Creating Realistic Shooting Practices (FREE PDF!)
Updated: Jan 18
Balancing repetition with realism can be a constant challenge for a coach when designing a shooting practice for their team. Of course, there is a time and place for repetitive practice, but when you are working with a full team who play in different positions and will therefore have see a range of different pictures throughout the game, it is perhaps better to move from shooting 'practice' to shooting 'exercises'. The objective of the exercises are to expose your attacking players to more variability with finishing techniques, more situations where they have to create a shot rather than being presented with one, and more awareness around the importance of relationships with different players and positions.
Below is an exercise that still quite common today, primarily because it's easy to organize and allows players a steady flow of shots. However, does it allow for scanning, decision making, reading cues from teammates, and movement to create space? And if not, then does it lack reality and effectiveness.
This week we have designed a set of ideas for coaches who are looking to create shooting exercises with that element of decision making and game realism involved. Below are an example of three of the games. Click here to get the FREE PDF of 5 MSC SHOOTING EXERCISES!
Eighteen players are split into two teams of eight players, plus two goalkeepers, in a 20x30 yard pitch. Four players start on the inside for each team, with their teammates located around the attacking side of the pitch. Players on the inside are free to move anywhere while the perimeter players must stay in their zone. There is a two-touch limit on the inside and a one-touch limit on the outside. This is a competitive, high-tempo game with two minute games before players switch roles with their teammates. Play 6 games total and keep the score running. (See below)
Ten players are split into two teams inside two 10x10 yard boxes. Each box contains a 4v1 situation. Play with a traditional rondo which lasts for only 90 seconds. If the possession team complete 3 passes, they can release one player to sprint and shoot on goal. The game is continually moving so when the player is shooting, a new 3v1 starts. After 90 seconds, the teams switch out their defender. Play ten games total and keep the score running throughout. (See below)

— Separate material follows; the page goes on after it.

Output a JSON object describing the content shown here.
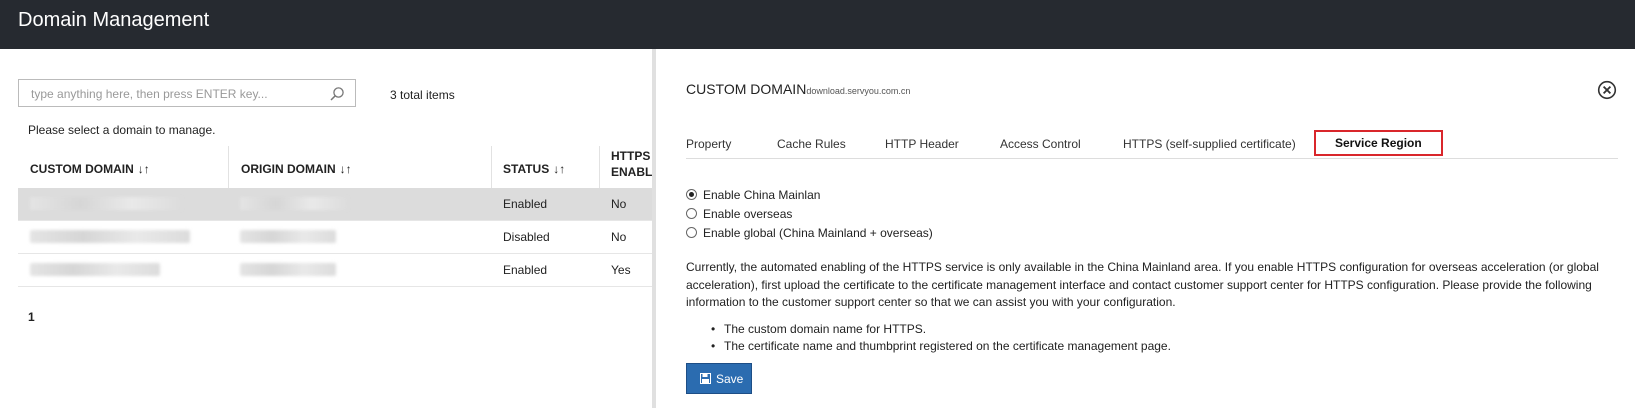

Eight players are split into a possession team of five players, and a defensive team of two pressing players and a goalkeeper. The exercise starts with four attackers in a 15x15 yard possession box and a supporting player 10 yards away on a mannequin. The exercise begins with a traditional 4v2 exercise. If the possession team complete 5 consecutive passes, they can play into the higher player and score (with a 8-second shot clock). Play for 90 seconds and then rotate defenders and target player. (See below)
Click here to get the FREE PDF of 5 MSC SHOOTING EXERCISES! You can also watch the YouTube breakdown below that we have recently posted, discussing this topic.